I had been made extremely curious about this semester’s performance by “安娜说 / Thus spoke Ann Arbor” from viewing the gorgeously illustrated posters brightening up campus in the weeks leading up to the show. While I had been aware of the group for several years now, I finally decided to attend their performance for the first time, and after seeing it I can confidently say that I couldn’t have made a better decision. After arriving early to make sure to get seats near the front of Lydia Mendelssohn Theater, we were informed that it would be a full house, which hardly came as a surprise at that point due to the fact there was only a few empty seats in sight and the noise level had grown to a nonstop roar.
One of the elements I appreciated the most about the show was the choice to divide the performance up into three shorter plays. It gave many more of the club’s members time to shine in a leading role than if they had just done one play, and the group was also able to challenge themselves to perform three distinctly different styles of play, suiting different members individual strengths.

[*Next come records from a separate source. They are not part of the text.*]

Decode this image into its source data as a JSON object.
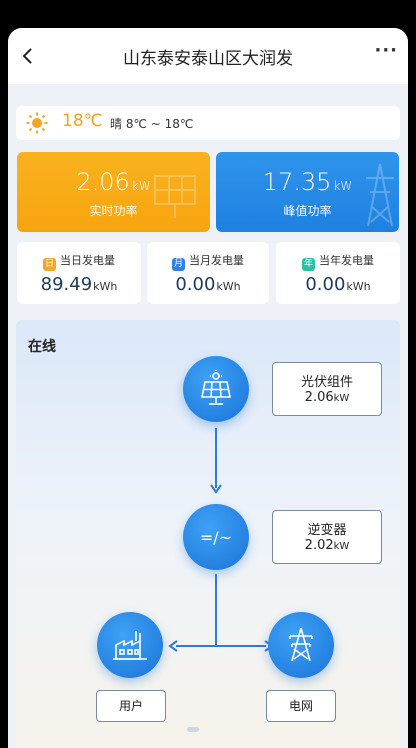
{
  "header": {
    "title": "山东泰安泰山区大润发",
    "more": "···"
  },
  "weather": {
    "temperature": "18℃",
    "description": "晴 8℃ ~ 18℃"
  },
  "realtime_power": {
    "value": "2.06",
    "unit": "kW",
    "label": "实时功率"
  },
  "peak_power": {
    "value": "17.35",
    "unit": "kW",
    "label": "峰值功率"
  },
  "energy": [
    {
      "label": "当日发电量",
      "value": "89.49",
      "unit": "kWh",
      "color": "#f5a623"
    },
    {
      "label": "当月发电量",
      "value": "0.00",
      "unit": "kWh",
      "color": "#2f80ed"
    },
    {
      "label": "当年发电量",
      "value": "0.00",
      "unit": "kWh",
      "color": "#27c2a3"
    }
  ],
  "flow": {
    "status": "在线",
    "pv": {
      "label": "光伏组件",
      "value": "2.06",
      "unit": "kW"
    },
    "inverter": {
      "label": "逆变器",
      "value": "2.02",
      "unit": "kW",
      "symbol": "=/~"
    },
    "user": {
      "label": "用户"
    },
    "grid": {
      "label": "电网"
    }
  },
  "colors": {
    "accent": "#1f80e0",
    "orange": "#f7a50f",
    "sun": "#f5a623"
  }
}
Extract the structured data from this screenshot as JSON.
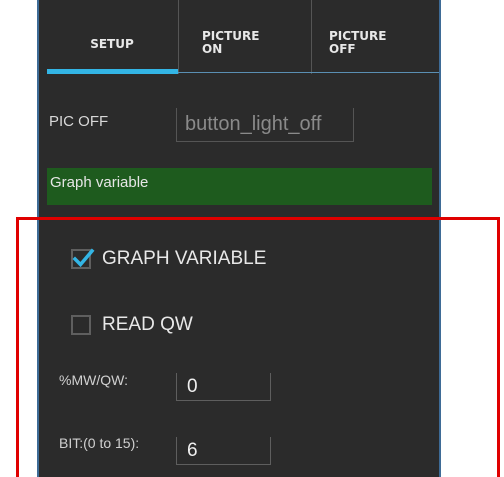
{
  "tabs": [
    {
      "line1": "SETUP",
      "line2": ""
    },
    {
      "line1": "PICTURE",
      "line2": "ON"
    },
    {
      "line1": "PICTURE",
      "line2": "OFF"
    }
  ],
  "pic_off": {
    "label": "PIC OFF",
    "value": "button_light_off"
  },
  "section_header": "Graph variable",
  "checkboxes": [
    {
      "label": "GRAPH VARIABLE",
      "checked": true
    },
    {
      "label": "READ QW",
      "checked": false
    }
  ],
  "mw_qw": {
    "label": "%MW/QW:",
    "value": "0"
  },
  "bit": {
    "label": "BIT:(0 to 15):",
    "value": "6"
  },
  "colors": {
    "panel_bg": "#2b2b2b",
    "tab_accent": "#33b5e5",
    "section_header_bg": "#1e5b1e",
    "highlight_frame": "#e00000"
  }
}
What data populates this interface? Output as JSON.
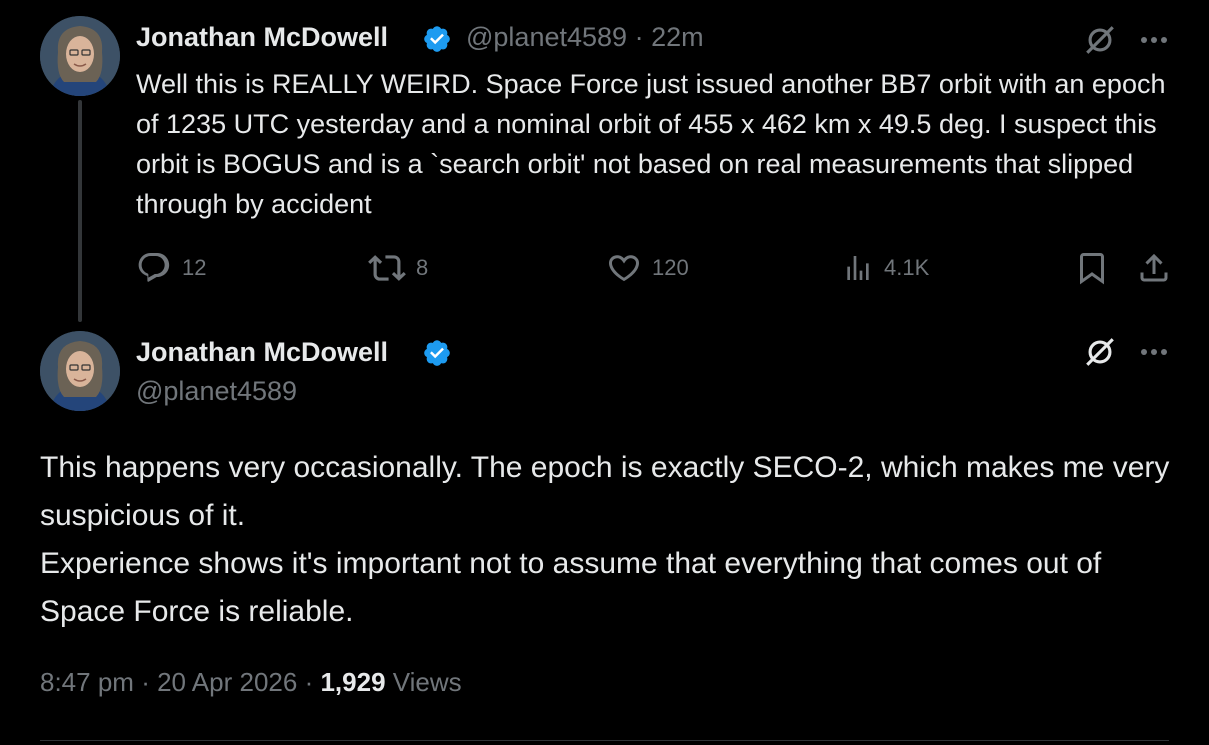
{
  "parent_tweet": {
    "author_name": "Jonathan McDowell",
    "handle": "@planet4589",
    "separator": "·",
    "time_ago": "22m",
    "text": "Well this is REALLY WEIRD. Space Force just issued another BB7 orbit with an epoch of 1235 UTC yesterday and a nominal orbit of 455 x 462 km x 49.5 deg. I suspect this orbit is BOGUS and is a `search orbit' not based on real measurements that slipped through by accident",
    "replies": "12",
    "reposts": "8",
    "likes": "120",
    "views": "4.1K"
  },
  "main_tweet": {
    "author_name": "Jonathan McDowell",
    "handle": "@planet4589",
    "text_line1": "This happens very occasionally. The epoch is exactly SECO-2, which makes me very suspicious of it.",
    "text_line2": "Experience shows it's important not to assume that everything that comes out of Space Force is reliable.",
    "time": "8:47 pm",
    "sep1": "·",
    "date": "20 Apr 2026",
    "sep2": "·",
    "view_count": "1,929",
    "views_label": "Views"
  },
  "colors": {
    "background": "#000000",
    "text": "#e7e9ea",
    "muted": "#71767b",
    "verified": "#1d9bf0"
  },
  "icons": [
    "grok-icon",
    "more-icon",
    "reply-icon",
    "repost-icon",
    "like-icon",
    "views-icon",
    "bookmark-icon",
    "share-icon",
    "verified-icon"
  ]
}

The first play was a comedic romp titled “黑暗中的喜剧 / Comedy in the Dark.” The play used physical and situational comedy as characters unveiled hidden secrets in a darkened apartment after a freak power outage. The second play, “人质 / Hostage“ was the shortest of the three, and featured a very limited cast and set. Instead it was more figurative dark comedy to the first play’s quite literal one, with two thieves mistakenly taking a suicidal girl hostage in an attempt to escape the police hot on their trail, and the intense interplay that followed. The third and last play was “立秋 / The Start of Autumn” set around a century ago in China. This was by far the most serious of the lot, and told the story of several families internal drama as well a competition between tradition and newly adopted Western ideals.
The transitions from play to play were quick and painless, with crew members scurrying about to clear the relatively complex set up of the first play for the instead very minimal one of the second. Considering how long the night was already, nearly reaching a full three hours, I appreciate the brevity in these areas.
The one drawback to the set up was that by the time the third play began most of the audience, myself included, seemed to be getting restless. With no intermission, the last play with its distinct five chapters and several scenes basically revolving around intense discussions about banking and finance, I’m not proud to say that I was more than a little glazed over myself. But the fact that the group did manage to hold the audience in rapt attention for the nearly two and a half hour run of the show is impressive in and of itself.
Additionally, while there were undoubtedly a few intentionally humorous moments in the second two plays, especially the second one, because the audience had been primed to laugh in the over-the-top comedy of the first play, I noticed that the audience, myself included, began to burst into laughter even in otherwise inappropriate moments.
While the group could have easily put on the play without adding subtitles on projections on either side of the stage for the very small percentage of the audience with less than fluent Mandarin, I appreciated the extra effort put in to make the performances accessible. As a member of that small percentage myself, I definitely found myself referring to to the subtitles frequently throughout the night, especially if a character was talking quietly and I was struggling to hear what they were saying in the first place.
That being said, with so much physical comedy getting the most laughs in the first play, and the more subtle acting in the second two, the experience was definitely better when ignoring the subtitles and instead focusing on all that activity on stage. The actors and actresses couldn’t have done a finer job, and I didn’t catch a single slip up as they all seemed to have prepared their lines to perfection. There was one humorous moment in the first play, however, when one of the sofas being used as props collapsed to the floor. But like true professionals the actors and actresses continued undeterred, even finding time to prop the sofa back up, resulting in another wave of laughter. I was impressed by the professionalism of cast and crew alike, with the obvious hard work preparing for the show paying off. I definitely plan on keeping an eye out for their performances in the future, and attending all that I can.